__TASK DETAILS__:
Only the lines of the data holding the string "Name" need to be returned.

__DATA RECORDS__:

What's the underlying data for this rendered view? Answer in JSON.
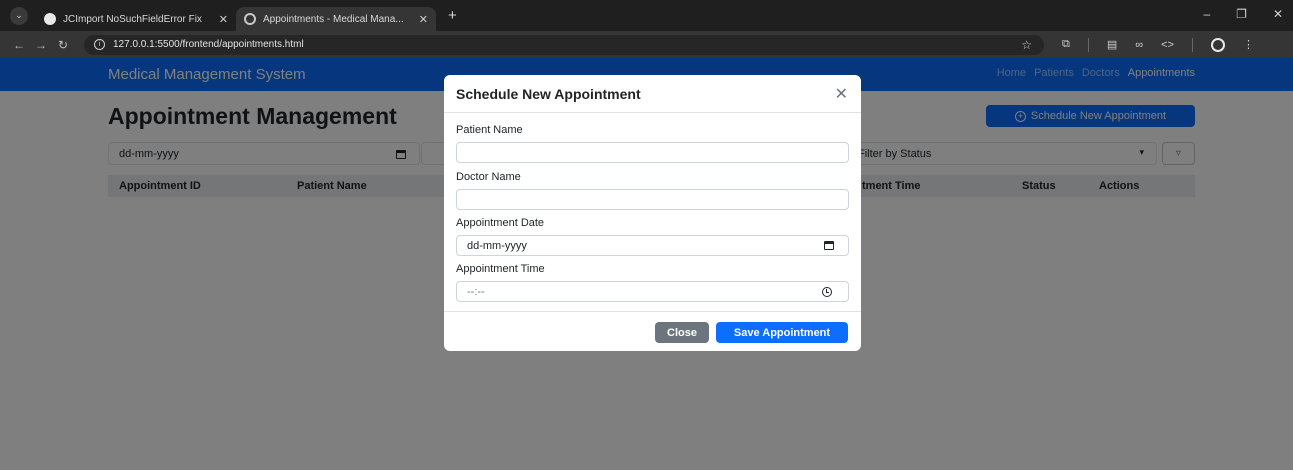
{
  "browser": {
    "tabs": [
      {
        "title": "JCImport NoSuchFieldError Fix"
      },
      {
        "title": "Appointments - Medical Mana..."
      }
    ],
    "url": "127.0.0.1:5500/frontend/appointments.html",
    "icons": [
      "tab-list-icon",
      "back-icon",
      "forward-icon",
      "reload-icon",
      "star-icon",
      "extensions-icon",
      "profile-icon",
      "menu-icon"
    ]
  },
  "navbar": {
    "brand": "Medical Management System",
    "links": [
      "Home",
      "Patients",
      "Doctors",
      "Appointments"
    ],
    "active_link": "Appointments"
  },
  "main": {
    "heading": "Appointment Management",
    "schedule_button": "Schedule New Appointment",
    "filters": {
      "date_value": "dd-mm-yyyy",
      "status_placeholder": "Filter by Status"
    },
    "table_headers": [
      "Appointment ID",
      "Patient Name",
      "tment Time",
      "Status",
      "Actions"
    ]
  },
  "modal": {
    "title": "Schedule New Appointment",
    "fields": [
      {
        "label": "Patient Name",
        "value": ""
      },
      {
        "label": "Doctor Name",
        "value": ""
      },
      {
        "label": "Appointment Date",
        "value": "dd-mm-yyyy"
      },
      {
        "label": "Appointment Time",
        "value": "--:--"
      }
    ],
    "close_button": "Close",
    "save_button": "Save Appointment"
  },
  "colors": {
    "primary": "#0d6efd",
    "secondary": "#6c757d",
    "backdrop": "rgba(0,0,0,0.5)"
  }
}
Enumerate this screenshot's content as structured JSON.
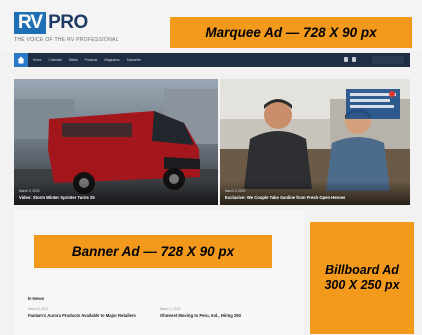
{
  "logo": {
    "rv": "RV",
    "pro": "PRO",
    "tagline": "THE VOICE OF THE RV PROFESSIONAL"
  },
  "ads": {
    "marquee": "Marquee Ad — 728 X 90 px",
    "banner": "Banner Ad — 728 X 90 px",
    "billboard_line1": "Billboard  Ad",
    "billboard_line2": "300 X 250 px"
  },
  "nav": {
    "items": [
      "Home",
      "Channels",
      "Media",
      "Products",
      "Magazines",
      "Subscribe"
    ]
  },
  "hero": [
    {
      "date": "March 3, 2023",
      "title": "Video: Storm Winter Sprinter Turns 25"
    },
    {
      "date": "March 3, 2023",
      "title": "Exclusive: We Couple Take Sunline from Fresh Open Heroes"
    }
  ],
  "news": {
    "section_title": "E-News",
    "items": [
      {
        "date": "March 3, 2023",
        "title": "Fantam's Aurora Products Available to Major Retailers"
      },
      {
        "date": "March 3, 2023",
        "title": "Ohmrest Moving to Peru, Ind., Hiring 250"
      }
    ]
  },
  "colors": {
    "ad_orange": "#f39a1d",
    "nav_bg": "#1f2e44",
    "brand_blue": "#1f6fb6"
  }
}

__COMPLETED TASK__:
      "Patient Name",
        "label": "Patient Name",
        "label": "Doctor Name",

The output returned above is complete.